--- Records shown Enclosed Below ---

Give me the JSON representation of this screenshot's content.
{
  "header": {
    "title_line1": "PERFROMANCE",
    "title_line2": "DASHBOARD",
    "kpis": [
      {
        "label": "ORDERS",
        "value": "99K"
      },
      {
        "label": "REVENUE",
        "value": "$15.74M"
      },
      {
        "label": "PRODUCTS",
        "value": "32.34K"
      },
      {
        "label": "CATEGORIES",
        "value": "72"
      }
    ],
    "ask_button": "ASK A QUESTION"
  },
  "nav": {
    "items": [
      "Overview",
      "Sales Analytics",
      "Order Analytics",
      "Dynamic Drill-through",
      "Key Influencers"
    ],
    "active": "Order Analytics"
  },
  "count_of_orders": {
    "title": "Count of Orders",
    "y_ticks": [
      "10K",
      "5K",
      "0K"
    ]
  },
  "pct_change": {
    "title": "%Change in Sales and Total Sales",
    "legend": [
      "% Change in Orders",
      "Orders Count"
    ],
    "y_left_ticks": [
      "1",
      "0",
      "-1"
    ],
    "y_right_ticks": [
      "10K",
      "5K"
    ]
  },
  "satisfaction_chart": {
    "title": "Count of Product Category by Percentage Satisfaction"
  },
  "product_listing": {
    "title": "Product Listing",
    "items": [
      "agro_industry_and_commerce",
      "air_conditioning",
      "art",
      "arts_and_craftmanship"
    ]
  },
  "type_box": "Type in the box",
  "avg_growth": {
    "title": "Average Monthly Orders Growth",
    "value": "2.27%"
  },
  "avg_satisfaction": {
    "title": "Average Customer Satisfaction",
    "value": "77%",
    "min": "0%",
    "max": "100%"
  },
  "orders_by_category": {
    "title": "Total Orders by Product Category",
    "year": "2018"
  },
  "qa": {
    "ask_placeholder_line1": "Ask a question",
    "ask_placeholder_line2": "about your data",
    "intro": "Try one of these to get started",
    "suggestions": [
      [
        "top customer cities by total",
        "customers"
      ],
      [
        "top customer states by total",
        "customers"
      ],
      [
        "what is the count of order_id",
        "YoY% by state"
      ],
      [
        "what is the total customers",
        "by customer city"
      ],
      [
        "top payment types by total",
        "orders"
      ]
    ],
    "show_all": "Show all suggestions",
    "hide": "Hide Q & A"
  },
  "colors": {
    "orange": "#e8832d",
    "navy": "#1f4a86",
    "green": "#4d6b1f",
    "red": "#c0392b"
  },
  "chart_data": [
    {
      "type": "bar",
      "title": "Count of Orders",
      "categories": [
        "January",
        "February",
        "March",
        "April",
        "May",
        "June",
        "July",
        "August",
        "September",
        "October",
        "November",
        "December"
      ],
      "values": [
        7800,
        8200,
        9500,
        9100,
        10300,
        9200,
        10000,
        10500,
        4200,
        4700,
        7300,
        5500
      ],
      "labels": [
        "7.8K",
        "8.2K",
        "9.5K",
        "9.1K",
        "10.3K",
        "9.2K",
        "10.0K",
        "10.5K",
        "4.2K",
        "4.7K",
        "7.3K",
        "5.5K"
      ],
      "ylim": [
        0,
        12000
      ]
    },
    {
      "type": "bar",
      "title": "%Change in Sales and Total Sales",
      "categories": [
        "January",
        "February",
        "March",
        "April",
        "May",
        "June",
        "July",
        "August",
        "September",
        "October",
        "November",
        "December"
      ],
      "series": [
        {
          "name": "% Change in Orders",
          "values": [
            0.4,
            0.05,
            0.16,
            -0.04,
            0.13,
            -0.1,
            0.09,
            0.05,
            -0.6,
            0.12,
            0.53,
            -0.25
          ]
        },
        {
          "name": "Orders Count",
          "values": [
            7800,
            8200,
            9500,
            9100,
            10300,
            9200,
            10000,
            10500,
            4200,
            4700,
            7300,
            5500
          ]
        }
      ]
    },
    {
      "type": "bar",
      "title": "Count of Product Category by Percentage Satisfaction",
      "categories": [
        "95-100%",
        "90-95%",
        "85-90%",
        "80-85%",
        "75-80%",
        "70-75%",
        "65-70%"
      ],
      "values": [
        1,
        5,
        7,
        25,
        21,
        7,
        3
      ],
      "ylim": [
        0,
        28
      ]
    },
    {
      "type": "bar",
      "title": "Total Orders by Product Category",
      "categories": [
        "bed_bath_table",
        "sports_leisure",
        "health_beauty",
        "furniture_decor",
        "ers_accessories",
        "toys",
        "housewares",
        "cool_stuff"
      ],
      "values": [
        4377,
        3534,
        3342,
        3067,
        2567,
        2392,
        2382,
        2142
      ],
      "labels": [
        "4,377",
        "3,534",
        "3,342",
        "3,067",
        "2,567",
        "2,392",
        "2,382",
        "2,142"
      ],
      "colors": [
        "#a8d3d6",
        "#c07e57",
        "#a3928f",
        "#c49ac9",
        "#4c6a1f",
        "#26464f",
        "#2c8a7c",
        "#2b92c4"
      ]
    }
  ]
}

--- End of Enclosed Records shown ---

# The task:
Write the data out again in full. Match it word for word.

# Task result:
Give me the JSON representation of this screenshot's content.
{
  "header": {
    "title_line1": "PERFROMANCE",
    "title_line2": "DASHBOARD",
    "kpis": [
      {
        "label": "ORDERS",
        "value": "99K"
      },
      {
        "label": "REVENUE",
        "value": "$15.74M"
      },
      {
        "label": "PRODUCTS",
        "value": "32.34K"
      },
      {
        "label": "CATEGORIES",
        "value": "72"
      }
    ],
    "ask_button": "ASK A QUESTION"
  },
  "nav": {
    "items": [
      "Overview",
      "Sales Analytics",
      "Order Analytics",
      "Dynamic Drill-through",
      "Key Influencers"
    ],
    "active": "Order Analytics"
  },
  "count_of_orders": {
    "title": "Count of Orders",
    "y_ticks": [
      "10K",
      "5K",
      "0K"
    ]
  },
  "pct_change": {
    "title": "%Change in Sales and Total Sales",
    "legend": [
      "% Change in Orders",
      "Orders Count"
    ],
    "y_left_ticks": [
      "1",
      "0",
      "-1"
    ],
    "y_right_ticks": [
      "10K",
      "5K"
    ]
  },
  "satisfaction_chart": {
    "title": "Count of Product Category by Percentage Satisfaction"
  },
  "product_listing": {
    "title": "Product Listing",
    "items": [
      "agro_industry_and_commerce",
      "air_conditioning",
      "art",
      "arts_and_craftmanship"
    ]
  },
  "type_box": "Type in the box",
  "avg_growth": {
    "title": "Average Monthly Orders Growth",
    "value": "2.27%"
  },
  "avg_satisfaction": {
    "title": "Average Customer Satisfaction",
    "value": "77%",
    "min": "0%",
    "max": "100%"
  },
  "orders_by_category": {
    "title": "Total Orders by Product Category",
    "year": "2018"
  },
  "qa": {
    "ask_placeholder_line1": "Ask a question",
    "ask_placeholder_line2": "about your data",
    "intro": "Try one of these to get started",
    "suggestions": [
      [
        "top customer cities by total",
        "customers"
      ],
      [
        "top customer states by total",
        "customers"
      ],
      [
        "what is the count of order_id",
        "YoY% by state"
      ],
      [
        "what is the total customers",
        "by customer city"
      ],
      [
        "top payment types by total",
        "orders"
      ]
    ],
    "show_all": "Show all suggestions",
    "hide": "Hide Q & A"
  },
  "colors": {
    "orange": "#e8832d",
    "navy": "#1f4a86",
    "green": "#4d6b1f",
    "red": "#c0392b"
  },
  "chart_data": [
    {
      "type": "bar",
      "title": "Count of Orders",
      "categories": [
        "January",
        "February",
        "March",
        "April",
        "May",
        "June",
        "July",
        "August",
        "September",
        "October",
        "November",
        "December"
      ],
      "values": [
        7800,
        8200,
        9500,
        9100,
        10300,
        9200,
        10000,
        10500,
        4200,
        4700,
        7300,
        5500
      ],
      "labels": [
        "7.8K",
        "8.2K",
        "9.5K",
        "9.1K",
        "10.3K",
        "9.2K",
        "10.0K",
        "10.5K",
        "4.2K",
        "4.7K",
        "7.3K",
        "5.5K"
      ],
      "ylim": [
        0,
        12000
      ]
    },
    {
      "type": "bar",
      "title": "%Change in Sales and Total Sales",
      "categories": [
        "January",
        "February",
        "March",
        "April",
        "May",
        "June",
        "July",
        "August",
        "September",
        "October",
        "November",
        "December"
      ],
      "series": [
        {
          "name": "% Change in Orders",
          "values": [
            0.4,
            0.05,
            0.16,
            -0.04,
            0.13,
            -0.1,
            0.09,
            0.05,
            -0.6,
            0.12,
            0.53,
            -0.25
          ]
        },
        {
          "name": "Orders Count",
          "values": [
            7800,
            8200,
            9500,
            9100,
            10300,
            9200,
            10000,
            10500,
            4200,
            4700,
            7300,
            5500
          ]
        }
      ]
    },
    {
      "type": "bar",
      "title": "Count of Product Category by Percentage Satisfaction",
      "categories": [
        "95-100%",
        "90-95%",
        "85-90%",
        "80-85%",
        "75-80%",
        "70-75%",
        "65-70%"
      ],
      "values": [
        1,
        5,
        7,
        25,
        21,
        7,
        3
      ],
      "ylim": [
        0,
        28
      ]
    },
    {
      "type": "bar",
      "title": "Total Orders by Product Category",
      "categories": [
        "bed_bath_table",
        "sports_leisure",
        "health_beauty",
        "furniture_decor",
        "ers_accessories",
        "toys",
        "housewares",
        "cool_stuff"
      ],
      "values": [
        4377,
        3534,
        3342,
        3067,
        2567,
        2392,
        2382,
        2142
      ],
      "labels": [
        "4,377",
        "3,534",
        "3,342",
        "3,067",
        "2,567",
        "2,392",
        "2,382",
        "2,142"
      ],
      "colors": [
        "#a8d3d6",
        "#c07e57",
        "#a3928f",
        "#c49ac9",
        "#4c6a1f",
        "#26464f",
        "#2c8a7c",
        "#2b92c4"
      ]
    }
  ]
}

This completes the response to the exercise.